┌──

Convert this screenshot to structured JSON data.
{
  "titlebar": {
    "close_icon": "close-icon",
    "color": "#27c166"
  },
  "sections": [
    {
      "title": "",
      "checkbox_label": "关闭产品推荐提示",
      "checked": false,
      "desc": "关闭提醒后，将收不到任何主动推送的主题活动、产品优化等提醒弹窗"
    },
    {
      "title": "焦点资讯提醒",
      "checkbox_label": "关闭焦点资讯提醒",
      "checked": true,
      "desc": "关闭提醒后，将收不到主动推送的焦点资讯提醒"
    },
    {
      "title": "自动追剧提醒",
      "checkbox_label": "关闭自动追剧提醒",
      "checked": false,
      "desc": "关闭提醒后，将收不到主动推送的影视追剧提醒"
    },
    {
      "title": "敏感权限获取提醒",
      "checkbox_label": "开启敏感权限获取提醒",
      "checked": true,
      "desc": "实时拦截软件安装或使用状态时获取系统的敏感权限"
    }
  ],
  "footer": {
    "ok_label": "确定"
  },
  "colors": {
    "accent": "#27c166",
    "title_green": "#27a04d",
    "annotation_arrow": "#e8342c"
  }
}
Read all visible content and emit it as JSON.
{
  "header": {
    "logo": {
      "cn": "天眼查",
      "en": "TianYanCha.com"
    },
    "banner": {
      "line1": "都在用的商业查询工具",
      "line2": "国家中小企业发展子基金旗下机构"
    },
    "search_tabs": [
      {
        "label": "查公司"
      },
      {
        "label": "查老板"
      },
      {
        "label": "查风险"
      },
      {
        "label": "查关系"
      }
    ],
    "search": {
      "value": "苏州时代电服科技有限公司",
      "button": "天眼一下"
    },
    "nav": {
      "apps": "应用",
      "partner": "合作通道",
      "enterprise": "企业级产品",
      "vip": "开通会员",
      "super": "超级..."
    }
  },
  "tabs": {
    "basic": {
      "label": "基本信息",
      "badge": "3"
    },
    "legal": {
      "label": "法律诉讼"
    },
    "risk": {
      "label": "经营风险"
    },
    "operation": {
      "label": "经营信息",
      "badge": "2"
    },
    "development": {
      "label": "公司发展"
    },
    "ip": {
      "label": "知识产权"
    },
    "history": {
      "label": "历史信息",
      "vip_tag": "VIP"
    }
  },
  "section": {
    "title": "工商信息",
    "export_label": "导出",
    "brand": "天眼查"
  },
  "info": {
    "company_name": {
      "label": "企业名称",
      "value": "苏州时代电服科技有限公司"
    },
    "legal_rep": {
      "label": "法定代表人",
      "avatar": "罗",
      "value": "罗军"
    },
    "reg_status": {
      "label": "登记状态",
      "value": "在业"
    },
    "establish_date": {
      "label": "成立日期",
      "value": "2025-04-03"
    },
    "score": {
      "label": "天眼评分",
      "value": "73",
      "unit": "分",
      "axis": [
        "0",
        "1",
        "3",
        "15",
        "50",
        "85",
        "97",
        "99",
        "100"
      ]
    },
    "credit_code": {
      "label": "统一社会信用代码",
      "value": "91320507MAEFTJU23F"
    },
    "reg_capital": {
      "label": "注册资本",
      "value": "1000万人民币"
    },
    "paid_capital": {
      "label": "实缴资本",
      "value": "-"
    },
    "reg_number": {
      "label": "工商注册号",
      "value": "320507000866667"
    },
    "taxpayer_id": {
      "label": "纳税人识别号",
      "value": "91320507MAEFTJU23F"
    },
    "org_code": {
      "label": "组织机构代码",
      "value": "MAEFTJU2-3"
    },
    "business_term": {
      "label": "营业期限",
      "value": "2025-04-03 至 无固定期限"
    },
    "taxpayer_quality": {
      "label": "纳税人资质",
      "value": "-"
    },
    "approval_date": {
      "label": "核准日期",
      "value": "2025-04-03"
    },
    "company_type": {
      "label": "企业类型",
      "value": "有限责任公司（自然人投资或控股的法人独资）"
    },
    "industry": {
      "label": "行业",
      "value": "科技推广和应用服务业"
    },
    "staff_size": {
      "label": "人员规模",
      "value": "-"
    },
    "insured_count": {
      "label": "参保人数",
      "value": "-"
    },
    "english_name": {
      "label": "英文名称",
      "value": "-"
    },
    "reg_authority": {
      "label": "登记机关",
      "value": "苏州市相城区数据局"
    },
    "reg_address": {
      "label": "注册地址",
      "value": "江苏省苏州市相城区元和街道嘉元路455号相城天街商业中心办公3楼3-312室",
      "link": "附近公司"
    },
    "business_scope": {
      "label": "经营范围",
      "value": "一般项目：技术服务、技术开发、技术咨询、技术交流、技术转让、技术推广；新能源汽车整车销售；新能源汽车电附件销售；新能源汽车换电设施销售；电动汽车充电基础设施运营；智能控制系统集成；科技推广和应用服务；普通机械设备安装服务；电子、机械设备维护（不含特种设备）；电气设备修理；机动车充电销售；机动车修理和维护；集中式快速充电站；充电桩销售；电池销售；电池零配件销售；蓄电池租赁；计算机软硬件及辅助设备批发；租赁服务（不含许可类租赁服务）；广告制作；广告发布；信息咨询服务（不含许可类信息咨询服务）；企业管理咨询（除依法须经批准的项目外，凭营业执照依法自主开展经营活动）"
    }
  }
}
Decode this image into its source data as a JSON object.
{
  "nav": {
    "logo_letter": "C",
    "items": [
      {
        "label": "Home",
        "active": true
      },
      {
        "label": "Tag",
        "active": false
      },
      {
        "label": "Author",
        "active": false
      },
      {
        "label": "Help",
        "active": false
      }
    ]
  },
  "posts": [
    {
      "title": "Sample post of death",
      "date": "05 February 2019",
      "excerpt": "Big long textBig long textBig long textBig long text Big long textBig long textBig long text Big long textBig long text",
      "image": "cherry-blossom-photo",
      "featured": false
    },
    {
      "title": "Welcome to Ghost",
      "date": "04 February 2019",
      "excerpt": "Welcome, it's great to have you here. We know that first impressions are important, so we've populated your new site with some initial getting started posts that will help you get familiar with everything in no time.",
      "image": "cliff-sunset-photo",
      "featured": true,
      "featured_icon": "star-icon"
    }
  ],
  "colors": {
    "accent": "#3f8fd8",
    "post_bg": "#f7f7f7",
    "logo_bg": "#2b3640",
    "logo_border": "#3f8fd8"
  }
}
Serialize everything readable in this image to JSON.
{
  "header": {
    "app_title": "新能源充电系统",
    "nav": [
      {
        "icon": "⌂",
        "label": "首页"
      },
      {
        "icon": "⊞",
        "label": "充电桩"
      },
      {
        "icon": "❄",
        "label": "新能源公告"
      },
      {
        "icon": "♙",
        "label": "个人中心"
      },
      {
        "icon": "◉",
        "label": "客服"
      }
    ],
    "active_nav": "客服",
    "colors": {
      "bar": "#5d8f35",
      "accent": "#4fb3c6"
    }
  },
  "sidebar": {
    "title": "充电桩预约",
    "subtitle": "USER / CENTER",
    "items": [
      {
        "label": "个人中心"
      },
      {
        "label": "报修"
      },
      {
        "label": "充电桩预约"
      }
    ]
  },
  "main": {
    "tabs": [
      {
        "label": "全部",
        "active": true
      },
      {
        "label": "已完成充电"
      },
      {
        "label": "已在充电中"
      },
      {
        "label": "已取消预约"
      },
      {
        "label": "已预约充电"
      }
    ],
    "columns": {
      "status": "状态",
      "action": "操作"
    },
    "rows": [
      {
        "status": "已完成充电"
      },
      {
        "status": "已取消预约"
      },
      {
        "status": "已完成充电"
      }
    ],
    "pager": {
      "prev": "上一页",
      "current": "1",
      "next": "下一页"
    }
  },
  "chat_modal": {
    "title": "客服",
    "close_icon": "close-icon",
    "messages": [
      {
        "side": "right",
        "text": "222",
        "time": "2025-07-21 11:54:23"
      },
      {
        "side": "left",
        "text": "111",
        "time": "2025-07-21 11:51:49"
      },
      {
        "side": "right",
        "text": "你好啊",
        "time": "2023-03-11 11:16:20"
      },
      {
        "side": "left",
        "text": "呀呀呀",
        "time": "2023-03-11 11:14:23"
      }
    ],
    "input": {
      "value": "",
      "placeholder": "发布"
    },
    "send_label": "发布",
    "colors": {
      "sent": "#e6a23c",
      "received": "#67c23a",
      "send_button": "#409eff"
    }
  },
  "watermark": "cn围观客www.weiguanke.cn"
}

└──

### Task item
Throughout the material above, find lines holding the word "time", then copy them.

### Task result
      "excerpt": "Welcome, it's great to have you here. We know that first impressions are important, so we've populated your new site with some initial getting started posts that will help you get familiar with everything in no time.",
        "time": "2025-07-21 11:54:23"
        "time": "2025-07-21 11:51:49"
        "time": "2023-03-11 11:16:20"
        "time": "2023-03-11 11:14:23"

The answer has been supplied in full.